Came for one, found another

Sunday night at Berbati’s Pan, I was stoked. One of my absolute favorite bands, Brooklyn’s the Hold Steady, was playing and I was sure that, based on a laundry list of positive live reviews, they were going to rock. I had seen the band play “Your Little Hoodrat Friend” on, of all shows, “Last Call With Carson Daly,” and the energy was palpable enough to feel through my television set. Lead singer Craig Finn twitched and shook with energy, enunciating syllables with hand gestures like a rapper. And the band was tightly wound, earning their comparisons to the fabled E-Street Band.


The first opener Sunday night was Tim Fite, whose country songs were backed by keyboards and programmed drums, along with a video slideshow that played behind him and his keyboardist. Fite was a bit of a stand up comedian, telling the crowd if they didn’t clap, their fingers might “rebel and walk right out of the club.” To avoid this, Fite had the crowd count their fingers to make sure none had rebelled and headed for the exit. He also tried his hand at rapping in a few songs, sounding a little like a drunk Southern rapper, ending most lines with “motherfucker” while rhyming the second to last word of each line.


Overall, Fite didn’t move me much, his between-song banter far more entertaining than his songs.


Second up was Toronto’s Constantines, a band I’d heard of but never listened to. They absolutely killed. Frontman Bryan Webb has a deep, raspy voice that reminded me of early Bruce Springsteen and the band rocked like Fugazi crossed with Neil Young’s Crazy Horse. One of the most amazing aspects of the band’s set was how easy it was for me pick out hooks and melodies, even without ever having heard the songs before. Though I can’t list what songs the band played, the hour-long set seemed to span the band’s history, with some songs sounding ragged but tuneful (their newer work) and others sounding angular and math rock-ish (their earlier stuff). Listening to the Constantines’ insanely powerful set, I couldn’t help wondering why the band wasn’t more popular. Something is wrong with a popular audience that makes those goofy Scotsmen in Franz Ferdinand big enough to get played on VH1, but forces the Constantines to open for a cult band from Brooklyn. I’m not trying to knock the Hold Steady, I’ll do that later, but the Constantines are a band that deserve a bigger audience. They play the sort of rock and roll that will sound vital ten years from now and you can’t say that about the Kaiser Chiefs or Franz Ferdinand.

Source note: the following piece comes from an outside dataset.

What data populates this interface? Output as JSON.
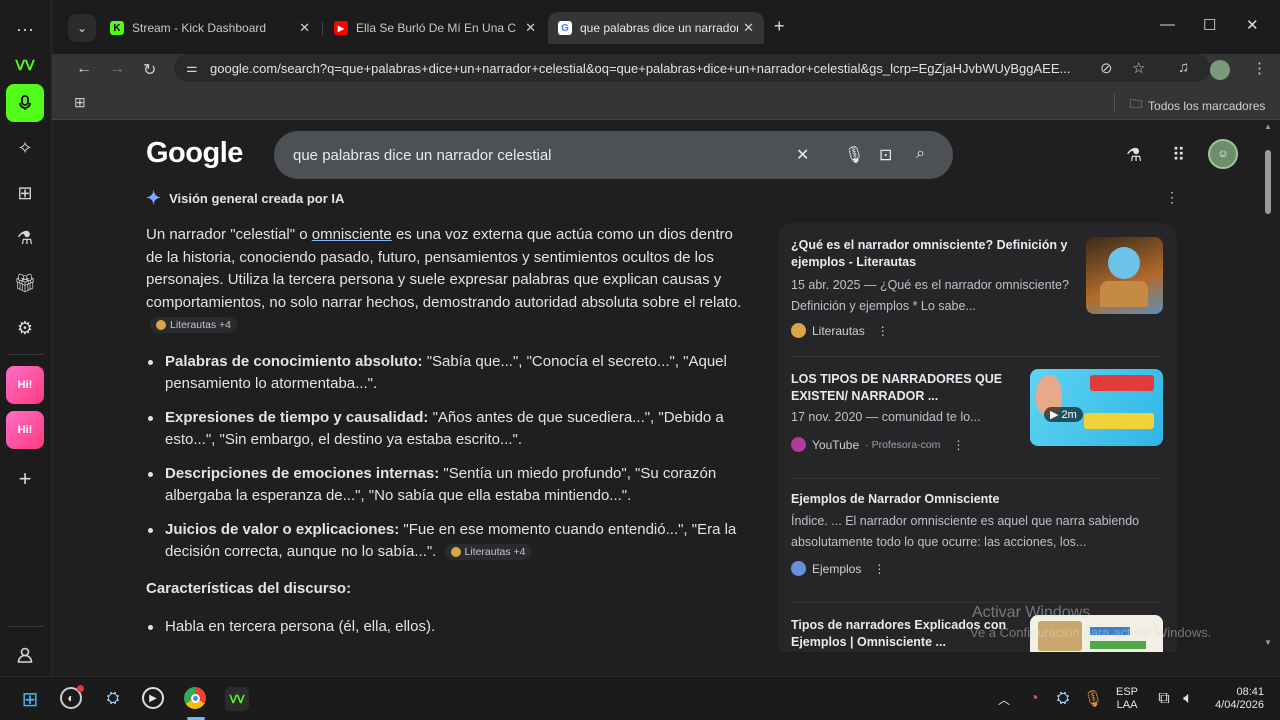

When the Hold Steady took to the stage after some technical tinkering, I was psyched. The band launched into “Banging Camp” off Separation Sunday and the crowd just lost it. I readied myself to scream along with the lyrics, only to realize Finn was mangling line after line like a pissed-off Bob Dylan. A line like “When they say great white sharks/They mean the kind in big black cars” became “When they say great white sharks/They mean thekindinbigblackcars.” Finn’s lines are so long that if he screws up a word or two he has to jam the end of the line into the tail-end of the bar. Since the guy has no voice whatsoever, it becomes very important that he says his lines in the right rhythm. But over and over, Finn stumbled over lines and the band had to do their best to compensate for his awkward cadence. And when Finn wasn’t singing/speaking, he was running around the stage clapping his hands and pointing to various audience members. While this was fun at first, it soon became annoying, turning every song into a “rockin’ tune” we’re all supposed to lose our minds to. One of my favorite things about the Hold Steady is how they’re able to balance irony and satire with genuine human pathos. Songs like “How a Resurrection Really Feels” and “Don’t Let Me Explode” are funny, but they’re also sad. This wasn’t at all apparent in the live show. Finn sang every song the same, his goofy antics overshadowing any of the song’s emotions. And though the crowd around me was screaming and jumping around, I just felt stiffed. There were even moments I felt embarrassed to be a fan of the goofy band onstage. Leaving the show, it occurred to me it would be at least a couple of months before I could listen to Separation Sunday without conjuring up how disappointing the band was live – and that’s a shame.


Check out more photos of the show in the slideshow. Constantines